Miya is a leading global provider of comprehensive solutions for urban water efficiency. Miya's solution is based on best-practice methodology developed by the International Water Association (IWA).
In 1996, the IWA formed the Water Loss Task Force (WLTF). The Task Force was mandated with the task of standardizing the terminology and procedures used to carry out a water balance audit, as well as to develop clear and meaningful performance indicators to assess both the operational and financial performance of a water utility with respect to water loss.
The outputs of the WLTF's activities involved:
- A standard water balance using international terminology
- Performance indicators to assess the functioning of the water utility
- Strategies for water loss reduction
Many international standards have been developed using the IWA approach to water loss management. In addition, the strategies advocated by the WLTF became the best "practical approach" to reducing water losses in many countries.
A Standard Water Balance
The major challenge facing water utilities and municipalities is how to deal with high levels of Non-Revenue Water (NRW). NRW is the gap between the amount of water put into the distribution system and the amount of water for which customers are actually billed. High levels of NRW reflect huge volumes of water being lost through leaks (real/physical losses), water not being invoiced or not being accurately measured (apparent/ commercial losses) or both.
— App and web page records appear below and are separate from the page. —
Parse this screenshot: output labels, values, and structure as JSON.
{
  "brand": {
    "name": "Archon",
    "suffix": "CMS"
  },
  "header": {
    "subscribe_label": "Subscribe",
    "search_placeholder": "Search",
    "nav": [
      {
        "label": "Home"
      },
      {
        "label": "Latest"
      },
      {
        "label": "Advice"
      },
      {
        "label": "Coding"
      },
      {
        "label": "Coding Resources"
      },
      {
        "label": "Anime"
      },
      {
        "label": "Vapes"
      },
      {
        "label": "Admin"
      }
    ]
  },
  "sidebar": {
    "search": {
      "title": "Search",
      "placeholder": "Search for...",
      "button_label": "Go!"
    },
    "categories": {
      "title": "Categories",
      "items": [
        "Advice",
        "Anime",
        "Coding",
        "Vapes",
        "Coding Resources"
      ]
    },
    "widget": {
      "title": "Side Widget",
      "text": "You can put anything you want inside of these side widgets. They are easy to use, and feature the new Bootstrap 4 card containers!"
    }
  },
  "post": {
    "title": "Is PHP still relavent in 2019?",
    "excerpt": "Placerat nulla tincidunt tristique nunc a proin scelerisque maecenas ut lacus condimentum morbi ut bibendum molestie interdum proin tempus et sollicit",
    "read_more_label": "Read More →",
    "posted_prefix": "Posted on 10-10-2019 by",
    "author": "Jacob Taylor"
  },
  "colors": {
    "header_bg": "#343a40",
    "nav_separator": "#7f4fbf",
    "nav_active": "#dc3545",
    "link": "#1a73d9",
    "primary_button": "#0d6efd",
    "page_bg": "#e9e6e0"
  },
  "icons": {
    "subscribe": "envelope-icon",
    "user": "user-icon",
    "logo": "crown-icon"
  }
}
A water balance audit details how much of each type of loss is occurring and how much it is costing the water utility. The key concept behind this approach is that water should not be "unaccounted-for". In conducting a water balance audit, a quantity is determined for the major components of water consumption and water loss, and a price is placed on each component in order to assess its financial impact on the water utility. A detailed and accurate water balance forms the basis for an effective NRW management strategy.
The 4-Component Approach
The 4-Component diagram, shown below, is widely used to explain the types of activities that are effective in managing real and apparent losses.
Managing Real Losses
Real losses cannot be completely eliminated. The lowest technically achievable annual volume of real losses - for well-maintained and well-managed systems - is known as Unavoidable Annual Real Losses (UARL). Based on an appropriate combination of all four activities involved in leakage management (shown as arrows in the diagram), real losses can be kept to a minimum. In modern systems three of these methods have proved themselves to be more cost-effective in the short term than pipeline and asset management:
- Active leakage control
- Improvement of speed and quality of repairs
- Optimization of the pressure management in the system
In systems which were built from poor quality materials or which suffer from substandard installation practices, it is often necessary to consider medium and long term solutions which include pipeline and asset management.
Managing Apparent Losses
The following four components make up the IWA management strategy for apparent loss:
- Customer meter inaccuracies
- Unauthorized consumption, illegal connections, theft and fraud
- Data analysis errors, between archived data and data used for billing
- Data collection and transfer errors between meter and the billing system
Commercial losses should be no more than a few percentiles of authorized consumption. Combating commercial losses does not require substantial financial resources, but rather demands a firm commitment on the part of the utility management, political will, community support and incentives.
Dealing with all four components in a coordinated fashion will result in reducing the annual quantity of apparent losses to an economic level.
In some cases it is recommended that commercial loss reduction be the first step in an NRW reduction strategy, since it requires a relatively low investment and can result in immediate payback.